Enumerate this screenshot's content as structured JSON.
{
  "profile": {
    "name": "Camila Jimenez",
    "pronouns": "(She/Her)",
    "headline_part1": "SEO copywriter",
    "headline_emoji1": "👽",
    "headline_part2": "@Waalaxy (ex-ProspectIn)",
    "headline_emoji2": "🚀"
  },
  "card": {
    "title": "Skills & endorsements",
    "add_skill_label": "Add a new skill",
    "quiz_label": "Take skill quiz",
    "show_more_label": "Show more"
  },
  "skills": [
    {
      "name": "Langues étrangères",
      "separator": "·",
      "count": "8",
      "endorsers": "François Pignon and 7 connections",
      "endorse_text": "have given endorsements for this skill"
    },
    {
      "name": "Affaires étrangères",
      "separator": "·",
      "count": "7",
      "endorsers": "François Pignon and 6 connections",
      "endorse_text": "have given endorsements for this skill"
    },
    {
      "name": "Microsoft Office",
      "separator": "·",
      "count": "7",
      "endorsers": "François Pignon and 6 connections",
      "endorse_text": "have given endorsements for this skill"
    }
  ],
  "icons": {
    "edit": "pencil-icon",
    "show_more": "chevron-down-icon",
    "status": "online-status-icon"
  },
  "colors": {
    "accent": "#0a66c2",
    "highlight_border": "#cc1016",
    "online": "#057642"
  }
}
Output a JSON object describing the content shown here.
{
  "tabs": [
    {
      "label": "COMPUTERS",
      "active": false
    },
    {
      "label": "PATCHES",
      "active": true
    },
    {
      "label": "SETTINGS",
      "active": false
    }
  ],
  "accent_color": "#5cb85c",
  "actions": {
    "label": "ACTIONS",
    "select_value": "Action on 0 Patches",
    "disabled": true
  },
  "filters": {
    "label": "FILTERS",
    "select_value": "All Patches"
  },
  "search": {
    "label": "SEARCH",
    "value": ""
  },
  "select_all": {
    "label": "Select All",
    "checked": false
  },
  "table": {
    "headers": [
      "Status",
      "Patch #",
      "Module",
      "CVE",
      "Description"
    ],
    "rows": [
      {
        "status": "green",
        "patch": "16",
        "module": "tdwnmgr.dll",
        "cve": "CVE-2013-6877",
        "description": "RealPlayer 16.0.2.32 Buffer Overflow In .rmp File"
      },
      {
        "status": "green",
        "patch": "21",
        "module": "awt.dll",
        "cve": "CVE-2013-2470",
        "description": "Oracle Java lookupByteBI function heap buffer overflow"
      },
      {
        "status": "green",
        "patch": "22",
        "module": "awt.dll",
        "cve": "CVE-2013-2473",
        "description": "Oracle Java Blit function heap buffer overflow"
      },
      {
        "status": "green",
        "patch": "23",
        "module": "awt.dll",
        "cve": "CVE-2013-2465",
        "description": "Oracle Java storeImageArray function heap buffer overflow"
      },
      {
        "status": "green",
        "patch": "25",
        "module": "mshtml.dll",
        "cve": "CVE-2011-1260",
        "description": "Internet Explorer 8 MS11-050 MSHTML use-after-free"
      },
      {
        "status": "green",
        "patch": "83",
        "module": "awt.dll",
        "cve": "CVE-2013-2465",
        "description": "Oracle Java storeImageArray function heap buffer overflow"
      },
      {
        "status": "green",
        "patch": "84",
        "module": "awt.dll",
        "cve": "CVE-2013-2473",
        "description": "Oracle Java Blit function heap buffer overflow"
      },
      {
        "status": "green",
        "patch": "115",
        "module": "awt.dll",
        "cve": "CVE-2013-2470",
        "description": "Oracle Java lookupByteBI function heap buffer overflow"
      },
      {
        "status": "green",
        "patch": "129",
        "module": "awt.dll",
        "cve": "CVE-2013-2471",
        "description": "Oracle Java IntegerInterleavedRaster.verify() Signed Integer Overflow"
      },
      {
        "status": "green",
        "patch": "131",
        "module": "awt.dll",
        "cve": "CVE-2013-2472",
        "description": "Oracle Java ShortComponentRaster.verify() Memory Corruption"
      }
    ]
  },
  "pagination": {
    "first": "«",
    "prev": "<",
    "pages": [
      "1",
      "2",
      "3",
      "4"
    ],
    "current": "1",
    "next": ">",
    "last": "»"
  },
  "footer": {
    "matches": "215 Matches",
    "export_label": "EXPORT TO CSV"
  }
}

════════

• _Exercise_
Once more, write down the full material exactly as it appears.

• _Answer to the problem_
Enumerate this screenshot's content as structured JSON.
{
  "profile": {
    "name": "Camila Jimenez",
    "pronouns": "(She/Her)",
    "headline_part1": "SEO copywriter",
    "headline_emoji1": "👽",
    "headline_part2": "@Waalaxy (ex-ProspectIn)",
    "headline_emoji2": "🚀"
  },
  "card": {
    "title": "Skills & endorsements",
    "add_skill_label": "Add a new skill",
    "quiz_label": "Take skill quiz",
    "show_more_label": "Show more"
  },
  "skills": [
    {
      "name": "Langues étrangères",
      "separator": "·",
      "count": "8",
      "endorsers": "François Pignon and 7 connections",
      "endorse_text": "have given endorsements for this skill"
    },
    {
      "name": "Affaires étrangères",
      "separator": "·",
      "count": "7",
      "endorsers": "François Pignon and 6 connections",
      "endorse_text": "have given endorsements for this skill"
    },
    {
      "name": "Microsoft Office",
      "separator": "·",
      "count": "7",
      "endorsers": "François Pignon and 6 connections",
      "endorse_text": "have given endorsements for this skill"
    }
  ],
  "icons": {
    "edit": "pencil-icon",
    "show_more": "chevron-down-icon",
    "status": "online-status-icon"
  },
  "colors": {
    "accent": "#0a66c2",
    "highlight_border": "#cc1016",
    "online": "#057642"
  }
}
Output a JSON object describing the content shown here.
{
  "tabs": [
    {
      "label": "COMPUTERS",
      "active": false
    },
    {
      "label": "PATCHES",
      "active": true
    },
    {
      "label": "SETTINGS",
      "active": false
    }
  ],
  "accent_color": "#5cb85c",
  "actions": {
    "label": "ACTIONS",
    "select_value": "Action on 0 Patches",
    "disabled": true
  },
  "filters": {
    "label": "FILTERS",
    "select_value": "All Patches"
  },
  "search": {
    "label": "SEARCH",
    "value": ""
  },
  "select_all": {
    "label": "Select All",
    "checked": false
  },
  "table": {
    "headers": [
      "Status",
      "Patch #",
      "Module",
      "CVE",
      "Description"
    ],
    "rows": [
      {
        "status": "green",
        "patch": "16",
        "module": "tdwnmgr.dll",
        "cve": "CVE-2013-6877",
        "description": "RealPlayer 16.0.2.32 Buffer Overflow In .rmp File"
      },
      {
        "status": "green",
        "patch": "21",
        "module": "awt.dll",
        "cve": "CVE-2013-2470",
        "description": "Oracle Java lookupByteBI function heap buffer overflow"
      },
      {
        "status": "green",
        "patch": "22",
        "module": "awt.dll",
        "cve": "CVE-2013-2473",
        "description": "Oracle Java Blit function heap buffer overflow"
      },
      {
        "status": "green",
        "patch": "23",
        "module": "awt.dll",
        "cve": "CVE-2013-2465",
        "description": "Oracle Java storeImageArray function heap buffer overflow"
      },
      {
        "status": "green",
        "patch": "25",
        "module": "mshtml.dll",
        "cve": "CVE-2011-1260",
        "description": "Internet Explorer 8 MS11-050 MSHTML use-after-free"
      },
      {
        "status": "green",
        "patch": "83",
        "module": "awt.dll",
        "cve": "CVE-2013-2465",
        "description": "Oracle Java storeImageArray function heap buffer overflow"
      },
      {
        "status": "green",
        "patch": "84",
        "module": "awt.dll",
        "cve": "CVE-2013-2473",
        "description": "Oracle Java Blit function heap buffer overflow"
      },
      {
        "status": "green",
        "patch": "115",
        "module": "awt.dll",
        "cve": "CVE-2013-2470",
        "description": "Oracle Java lookupByteBI function heap buffer overflow"
      },
      {
        "status": "green",
        "patch": "129",
        "module": "awt.dll",
        "cve": "CVE-2013-2471",
        "description": "Oracle Java IntegerInterleavedRaster.verify() Signed Integer Overflow"
      },
      {
        "status": "green",
        "patch": "131",
        "module": "awt.dll",
        "cve": "CVE-2013-2472",
        "description": "Oracle Java ShortComponentRaster.verify() Memory Corruption"
      }
    ]
  },
  "pagination": {
    "first": "«",
    "prev": "<",
    "pages": [
      "1",
      "2",
      "3",
      "4"
    ],
    "current": "1",
    "next": ">",
    "last": "»"
  },
  "footer": {
    "matches": "215 Matches",
    "export_label": "EXPORT TO CSV"
  }
}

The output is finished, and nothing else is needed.